Prisoners Rebel Against Conditions Exacerbated by COVID-19

By Nélida Tello

As conditions continue to worsen and no effort is made to release and protect inmates, resistance has been brewing and inmates in both the US and across the world have been inciting rebellion from their cages.

At Lansing Correctional Facility in Kansas dozens of inmates rioted, looting guards’ offices, breaking windows, and setting fires ablaze within the prison. At a Washington State prison nearly 200 inmates rebelled against the prison’s neglect to which prison guards responded with rubber pellets and pepper spray. One inmate at George F. Bailey Detention Center in the San Diego area noted that “some inmates are growing so angry, they’re throwing their food trays through the chow holes.” At Cook County Jail, Parchman Prison, and the Bailey Detention Facility, inmates have declared hunger strikes to denounce their exposure to coronavirus and the states’ lack of preventative health measures.

Prison rebellions have also broken out in response to poor conditions exacerbated by the coronavirus in Peru, Brazil, Argentina, Sierra Leone, Italy, and Indonesia, among other countries. These rebellions have included prisoners taking guards as hostages and large numbers of injuries.

In the midst of the coronavirus pandemic, prisoners have been forced to live in squalor among other infected inmates; incarceration as a means of social control has left prisons overcrowded and unsanitary.

Last month, Cook County Jail in Chicago was identified as the location with the highest rate of coronavirus infection in the US. More than 500 inmates in Cook County Jail have tested positive for COVID-19 with at least seven confirmed deaths.

Jails and prisons have failed to provide inmates with the necessary measures to limit the spread of coronavirus. Inmates are forced to use t-shirts as masks, and when masks are provided, they are not regularly cleaned by staff. Soap has been scarce in prisons even before the COVID-19 breakout, “There is no soap in the restrooms, nor has there been in the six months I have been here,” said the inmate in Bailey Detention Facility, which at this time houses 60 or more prisoners in each dormitory.
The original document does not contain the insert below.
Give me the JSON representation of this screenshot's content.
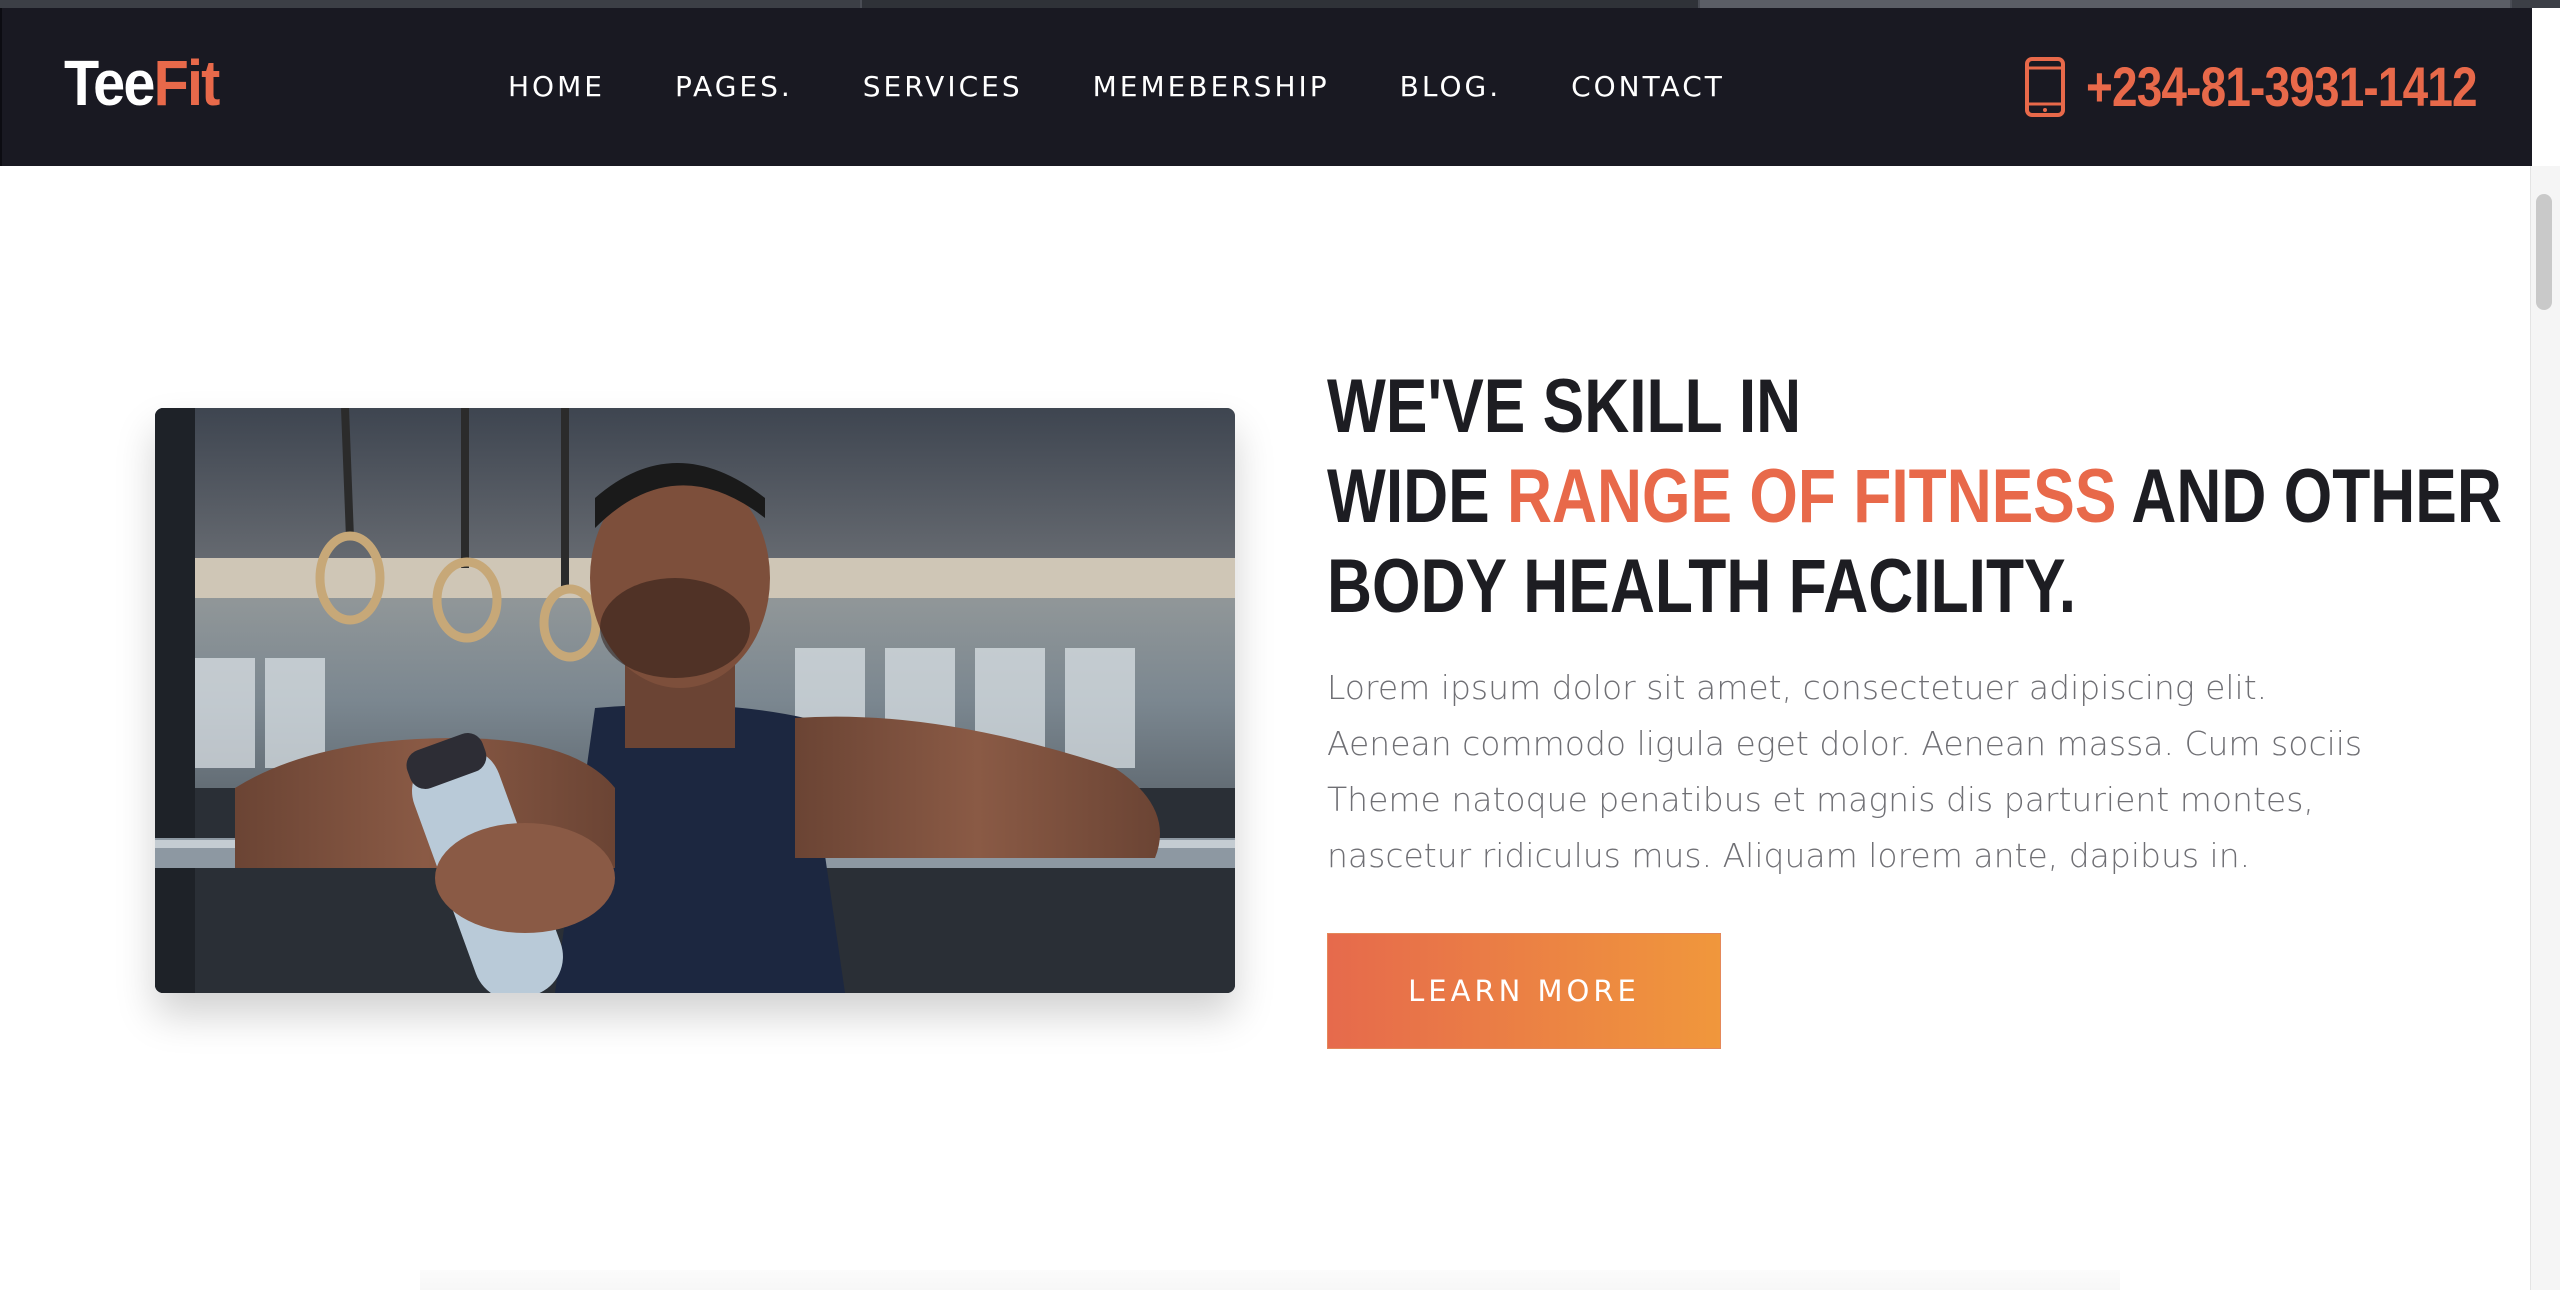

Parchman Penitentiary, Mississippi’s largest prison, has some of the worst conditions in the US; inmates do not have access to potable water, the prison is infested with rats, many cells are flooded, toilets and sinks are broken, the most outrageous of these crimes against the prisoners was the serving of raw chicken. One inmate in Parchment has died so far from COVID-19, however as of late April, only 20 of the state’s 18,000 inmates had been tested.

Prison guards have resorted to the use of repressive measures such as lockdowns, in which prisoners are kept in their cells for days at a time and only let out to shower, as “preventative” measures against the spread of COVID-19, rather than releasing or providing medical attention and protective equipment to inmates. In Peru the authorities opened fire with live rounds, killing at least nine prisoners.

On top of the 2.2 million people already trapped in this decaying ‘criminal justice’ system, there are many other inmates without sentences or even convictions, awaiting the reopening of courts due to COVID-19. This is par for the course in the US, where over half of the prison population is Black or Latino and the vast majority come from poor, working-class backgrounds.

US imperialism has already done everything in its power to destroy these people and remove any semblance of dignity; the ruling class barely cares to maintain the image of ‘justice,’ much less do they care about providing adequate protections for inmates’ health. As their anger and discontent grows, many prisoners are demonstrating the truth of the universal slogan, “it is right to rebel!”